- **Exercise requirements**
The expected response is a copy of every line in the entries below that includes the word "name".

- **Data supplied**
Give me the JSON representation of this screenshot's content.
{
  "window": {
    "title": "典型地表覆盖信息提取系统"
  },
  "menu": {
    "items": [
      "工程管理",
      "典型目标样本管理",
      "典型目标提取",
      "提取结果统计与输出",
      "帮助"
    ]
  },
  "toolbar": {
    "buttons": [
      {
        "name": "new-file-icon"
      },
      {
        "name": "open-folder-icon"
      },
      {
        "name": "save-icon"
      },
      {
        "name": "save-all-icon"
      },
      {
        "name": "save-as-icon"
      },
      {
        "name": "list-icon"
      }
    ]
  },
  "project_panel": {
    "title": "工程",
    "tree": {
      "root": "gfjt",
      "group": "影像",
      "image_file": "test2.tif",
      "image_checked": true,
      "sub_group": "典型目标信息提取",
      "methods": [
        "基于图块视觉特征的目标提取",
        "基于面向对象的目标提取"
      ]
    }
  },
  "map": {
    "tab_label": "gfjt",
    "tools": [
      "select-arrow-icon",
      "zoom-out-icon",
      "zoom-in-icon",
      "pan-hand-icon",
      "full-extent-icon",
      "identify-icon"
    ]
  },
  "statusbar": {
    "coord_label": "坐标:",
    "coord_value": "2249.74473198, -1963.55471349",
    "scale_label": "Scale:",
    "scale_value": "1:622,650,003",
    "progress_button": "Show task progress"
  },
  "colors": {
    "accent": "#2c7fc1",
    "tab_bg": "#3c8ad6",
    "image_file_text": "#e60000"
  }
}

- **Solution to the problem**
        "name": "new-file-icon"
        "name": "open-folder-icon"
        "name": "save-icon"
        "name": "save-all-icon"
        "name": "save-as-icon"
        "name": "list-icon"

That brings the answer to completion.